Brook read an extract: the problem for Lewis Morgan was now how to break the news to his wife? They had not been together for four years of the war and had lost one son in an air raid, so she would harbour significant resentment against the German couple.

He describes how he took his wife and son to the Albion Hotel, an island of extravagance in this sea of desolation, to break the news about the German family. The hotel even had an orchestra playing and the whole ambience was almost of pre-war Germany.

However, they were playing some moving classical music which did not suit Morgan's mood, so he got them to play something more rousing to go with breaking his news.

This reading simply outlined in more detail, the problems that they would have to face together as a family. It was clear that Morgan's wife would take a lot of convincing that the right decision had been taken.

Brook admitted that the book portrays a similar experience which his grandfather had. He had been allocated a very large house on the Elbe, owned by a millionaire businessman, which he shared for five years with a German family, so really this book is reliving the family history.

For those who have lived in Germany and seen the post-war devastation this book will awake many memories and Ridley Scott's film - if it does reach the screen - even more so.

The second author, C.S. Richardson made no apology for his personal love affair with Paris. In his novel, "The Emperor of Paris", he displays a total fascination for the place, its people, its character and its food. Serena Scott suggested that his descriptions of life in Paris, "glow off the page" they are so vivid. Richardson said he had, perhaps rather foolishly, said to himself that he would spend five years writing, however, it is clear that he has created a wonderfully touching story which all should enjoy reading.

Richardson described the Parisian bakery where Octavio, the main character works. He has inherited the recipe for the perfect baguette from his father, but it is all in the mind and in his craft as he has never learned to read. So anything in the world outside the bakery has to come from Octavio's imagination.

But the story is about how Octavio meets Isabeau who is hidden in the basements of the Louvre where she works to restore paintings. Apparently she is disfigured as a result of an accident and avoids contact with others, hiding her face with a scarf. But her one joy is a love of books and reading. The way in which the two meet in these unlikely circumstances is the plot that Richardson reveals through his highly descriptive writing.

So we had two books, both with strong film potential and both appearing to be thoroughly good reads.
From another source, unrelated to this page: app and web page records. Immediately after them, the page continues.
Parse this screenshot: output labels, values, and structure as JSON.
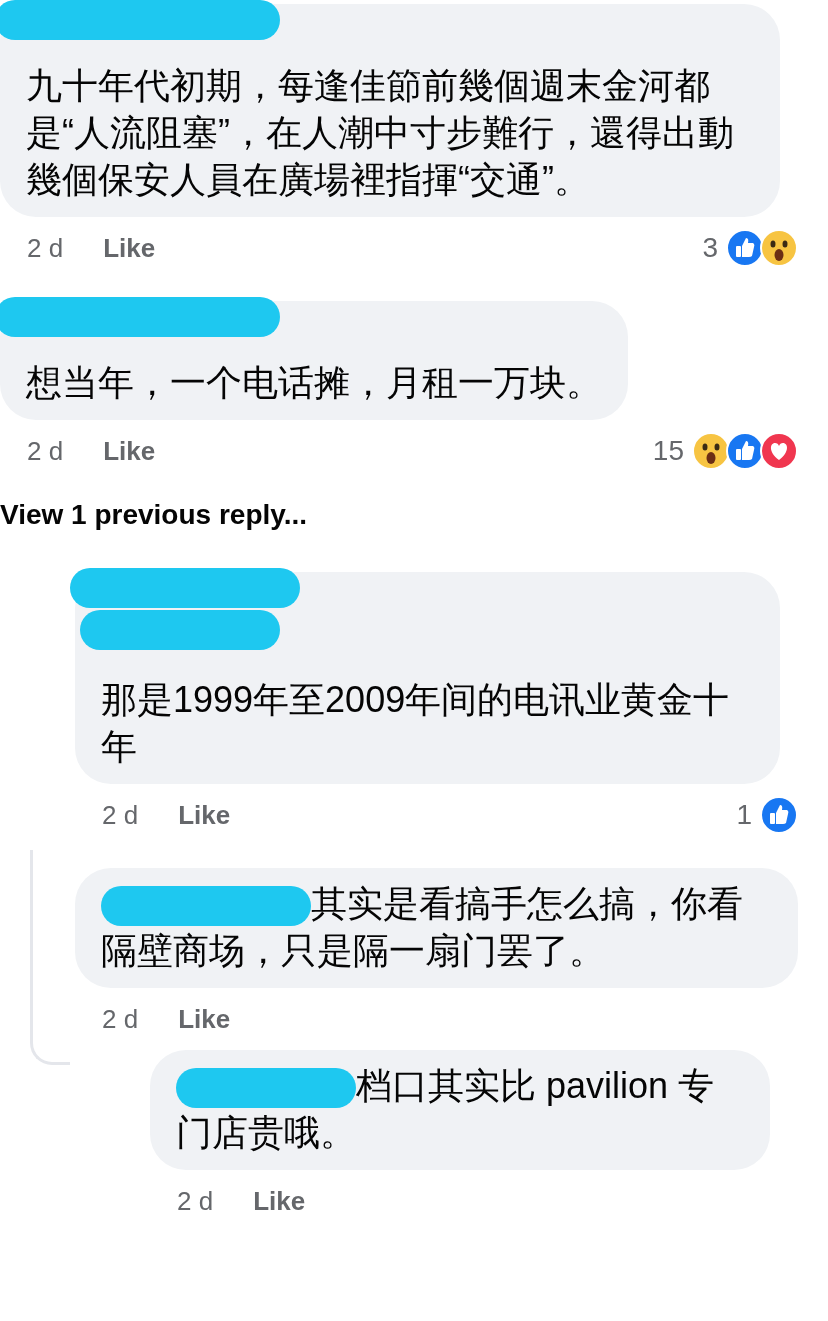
{
  "comments": [
    {
      "name_inline": false,
      "text": "九十年代初期，每逢佳節前幾個週末金河都是“人流阻塞”，在人潮中寸步難行，還得出動幾個保安人員在廣場裡指揮“交通”。",
      "time": "2 d",
      "like": "Like",
      "reaction_count": "3",
      "reactions": [
        {
          "kind": "like"
        },
        {
          "kind": "wow"
        }
      ]
    },
    {
      "name_inline": false,
      "text": "想当年，一个电话摊，月租一万块。",
      "time": "2 d",
      "like": "Like",
      "reaction_count": "15",
      "reactions": [
        {
          "kind": "wow"
        },
        {
          "kind": "like"
        },
        {
          "kind": "love"
        }
      ],
      "view_previous": "View 1 previous reply...",
      "replies": [
        {
          "name_inline": false,
          "text": "那是1999年至2009年间的电讯业黄金十年",
          "time": "2 d",
          "like": "Like",
          "reaction_count": "1",
          "reactions": [
            {
              "kind": "like"
            }
          ]
        },
        {
          "name_inline": true,
          "text": "其实是看搞手怎么搞，你看隔壁商场，只是隔一扇门罢了。",
          "time": "2 d",
          "like": "Like",
          "replies": [
            {
              "name_inline": true,
              "text": "档口其实比 pavilion 专门店贵哦。",
              "time": "2 d",
              "like": "Like"
            }
          ]
        }
      ]
    }
  ]
}
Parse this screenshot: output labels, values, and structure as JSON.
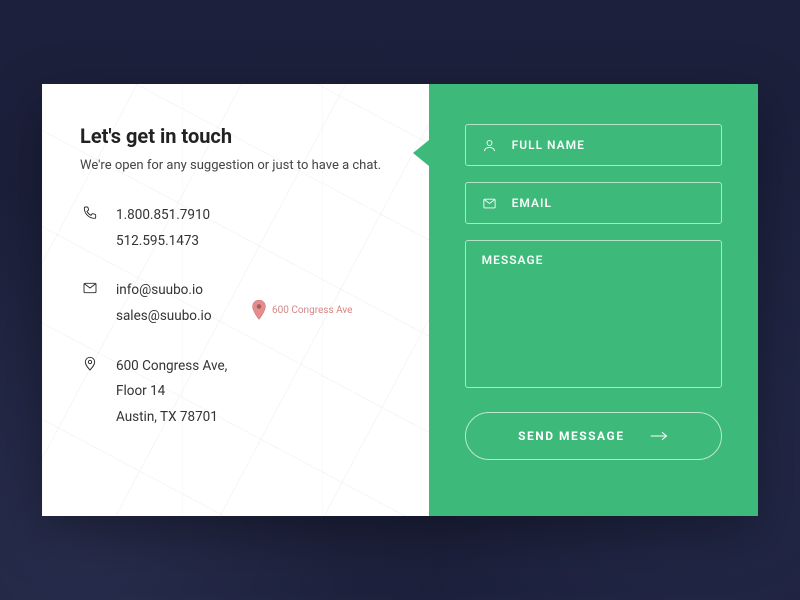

From the exerts that the two authors read both are destined to do well with the reading public.

Emperor of Paris by CS Richardson (Portobello Books, 2013)

The Aftermath by Rhidian Brook (Viking, 2013)